Atmospheric Science Seminar: "Seasonal, Spatial, and Long-term Variability of Fine Mineral Dust and Coarse Mass at Remote Sites across the United States"

Presented by: Jenny Hand, CIRA, Colorado State University

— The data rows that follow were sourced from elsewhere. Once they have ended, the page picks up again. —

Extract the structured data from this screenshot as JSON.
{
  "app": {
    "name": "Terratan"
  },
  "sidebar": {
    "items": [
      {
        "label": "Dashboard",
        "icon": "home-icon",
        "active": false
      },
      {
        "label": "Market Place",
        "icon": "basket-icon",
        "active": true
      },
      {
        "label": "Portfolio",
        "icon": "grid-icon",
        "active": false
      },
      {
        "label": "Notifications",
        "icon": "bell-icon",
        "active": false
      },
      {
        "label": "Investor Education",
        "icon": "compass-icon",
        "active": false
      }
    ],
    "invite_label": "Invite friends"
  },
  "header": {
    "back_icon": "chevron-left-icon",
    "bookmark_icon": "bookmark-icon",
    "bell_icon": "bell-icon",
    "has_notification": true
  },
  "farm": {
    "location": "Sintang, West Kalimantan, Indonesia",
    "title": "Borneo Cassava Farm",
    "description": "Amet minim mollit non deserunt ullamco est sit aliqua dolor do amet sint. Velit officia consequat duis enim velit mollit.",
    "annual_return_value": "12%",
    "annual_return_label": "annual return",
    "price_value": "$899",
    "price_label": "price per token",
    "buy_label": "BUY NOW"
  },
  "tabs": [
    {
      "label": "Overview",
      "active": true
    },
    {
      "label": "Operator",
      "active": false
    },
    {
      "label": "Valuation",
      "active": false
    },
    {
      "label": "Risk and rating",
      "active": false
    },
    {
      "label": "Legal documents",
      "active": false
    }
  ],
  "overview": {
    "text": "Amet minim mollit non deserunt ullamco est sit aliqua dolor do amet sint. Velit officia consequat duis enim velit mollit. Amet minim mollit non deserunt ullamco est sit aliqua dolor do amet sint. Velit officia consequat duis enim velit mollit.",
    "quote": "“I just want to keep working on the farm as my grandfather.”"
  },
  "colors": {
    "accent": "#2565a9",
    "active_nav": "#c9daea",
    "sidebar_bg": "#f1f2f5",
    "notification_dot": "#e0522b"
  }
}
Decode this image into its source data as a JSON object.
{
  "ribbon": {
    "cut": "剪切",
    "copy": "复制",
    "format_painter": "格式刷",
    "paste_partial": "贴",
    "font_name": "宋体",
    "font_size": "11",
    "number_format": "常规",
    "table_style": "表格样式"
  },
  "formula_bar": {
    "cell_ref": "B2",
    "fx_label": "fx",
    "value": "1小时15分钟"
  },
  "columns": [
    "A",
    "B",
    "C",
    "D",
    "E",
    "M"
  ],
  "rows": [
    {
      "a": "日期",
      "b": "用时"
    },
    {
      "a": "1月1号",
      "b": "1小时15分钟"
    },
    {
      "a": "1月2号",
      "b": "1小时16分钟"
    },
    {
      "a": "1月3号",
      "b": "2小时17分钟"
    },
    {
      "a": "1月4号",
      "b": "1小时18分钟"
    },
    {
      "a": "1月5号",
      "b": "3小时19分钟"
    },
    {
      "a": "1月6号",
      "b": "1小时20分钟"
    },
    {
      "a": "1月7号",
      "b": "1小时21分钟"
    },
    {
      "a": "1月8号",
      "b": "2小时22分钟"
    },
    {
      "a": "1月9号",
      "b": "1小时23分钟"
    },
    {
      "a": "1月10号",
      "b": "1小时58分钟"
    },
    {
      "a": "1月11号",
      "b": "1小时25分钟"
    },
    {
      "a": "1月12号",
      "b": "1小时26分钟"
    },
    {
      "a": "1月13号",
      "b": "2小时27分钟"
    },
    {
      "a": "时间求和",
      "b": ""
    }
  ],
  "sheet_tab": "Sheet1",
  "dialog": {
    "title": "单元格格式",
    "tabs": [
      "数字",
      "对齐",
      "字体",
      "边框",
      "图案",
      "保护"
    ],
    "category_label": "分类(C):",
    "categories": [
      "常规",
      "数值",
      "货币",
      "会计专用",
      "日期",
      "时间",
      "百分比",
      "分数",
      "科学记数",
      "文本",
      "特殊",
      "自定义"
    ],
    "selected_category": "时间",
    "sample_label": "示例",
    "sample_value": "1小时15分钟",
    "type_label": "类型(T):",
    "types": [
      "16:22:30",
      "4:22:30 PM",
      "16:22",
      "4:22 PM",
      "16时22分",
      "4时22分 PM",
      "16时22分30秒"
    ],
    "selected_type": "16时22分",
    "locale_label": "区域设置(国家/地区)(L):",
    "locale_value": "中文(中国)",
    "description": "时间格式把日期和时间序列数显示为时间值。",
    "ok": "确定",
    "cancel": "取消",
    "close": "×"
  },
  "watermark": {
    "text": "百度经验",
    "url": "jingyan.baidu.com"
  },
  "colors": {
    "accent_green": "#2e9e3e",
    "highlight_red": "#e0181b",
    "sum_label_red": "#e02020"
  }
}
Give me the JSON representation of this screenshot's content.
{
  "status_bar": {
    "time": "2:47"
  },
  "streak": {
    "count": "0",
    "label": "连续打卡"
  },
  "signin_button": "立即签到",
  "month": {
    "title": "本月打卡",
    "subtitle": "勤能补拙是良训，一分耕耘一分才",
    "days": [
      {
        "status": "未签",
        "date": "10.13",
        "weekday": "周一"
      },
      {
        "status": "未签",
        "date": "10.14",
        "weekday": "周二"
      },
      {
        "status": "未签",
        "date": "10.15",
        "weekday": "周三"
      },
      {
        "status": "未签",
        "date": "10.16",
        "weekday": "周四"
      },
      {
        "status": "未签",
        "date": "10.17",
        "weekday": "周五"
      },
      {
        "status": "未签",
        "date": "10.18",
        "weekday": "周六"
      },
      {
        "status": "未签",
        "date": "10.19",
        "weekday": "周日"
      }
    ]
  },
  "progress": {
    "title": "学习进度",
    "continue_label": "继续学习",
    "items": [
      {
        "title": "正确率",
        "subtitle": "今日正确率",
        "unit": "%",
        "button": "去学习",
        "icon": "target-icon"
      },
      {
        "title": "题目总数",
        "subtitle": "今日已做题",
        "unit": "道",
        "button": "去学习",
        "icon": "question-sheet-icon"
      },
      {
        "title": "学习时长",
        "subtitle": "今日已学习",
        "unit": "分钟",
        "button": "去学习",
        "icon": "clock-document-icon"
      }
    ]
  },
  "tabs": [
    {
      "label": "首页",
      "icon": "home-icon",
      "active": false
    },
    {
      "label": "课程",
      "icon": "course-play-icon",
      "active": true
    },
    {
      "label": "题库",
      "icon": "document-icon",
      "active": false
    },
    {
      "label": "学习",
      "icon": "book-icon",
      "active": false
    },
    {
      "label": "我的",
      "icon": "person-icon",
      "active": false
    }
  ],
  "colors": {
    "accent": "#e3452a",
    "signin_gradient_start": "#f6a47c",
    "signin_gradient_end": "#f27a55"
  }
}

Understanding the spatial and temporal variability in fine mineral dust (FD, mineral aerosols with diameters less than 2.5 µm) and coarse aerosol mass (CM, mass of aerosols with diameters between 2.5 and 10 µm) is important for accurately characterizing and perhaps mitigating their environmental and climate impacts, which include influences on air quality, visibility, radiative forcing, hydrology, heterogeneous chemistry, biogeochemistry, and ecology. The spatial and seasonal variability of ambient FD and CM was characterized at rural and remote sites across the United States using data from the Interagency Monitoring of Protected Visual Environments (IMPROVE) aerosol monitoring network. FD concentrations were highest (and had ≥50% contributions to PM2.5 mass) in the southwestern United States in spring and across the central and southeastern United States in summer (20–30% of PM2.5 mass). CM was highest across the Southwest and southern Great Plains in spring and central United States in spring, summer, and fall (≥70% contributions to PM10 mass). Similar FD and CM seasonal variability was observed near source regions in the Southwest, but a seasonal decoupling was observed in most other regions, suggesting the contribution of non-local sources of FD or perhaps non-dust-related CM. The seasonal and spatial variability in FD elemental ratios (calcium, iron, and aluminum) was fairly uniform across the West; however, in the eastern United States a shift in elemental composition in summer indicated contributions from non-local source regions (e.g., North Africa). Finally, long-term trend analyses (2000–2016) indicated increased FD concentrations during spring at sites across the Southwest associated with large scale climate variability. Both FD and CM have increased during summer and fall in the central United States.  As regulated sources of secondary aerosols continue to decline, the importance of FD and CM to the mass budget will continue to increase, especially given that regions and seasons with the highest concentrations also have experienced the largest increases.


Atmospheric Science Seminars



Dunn 101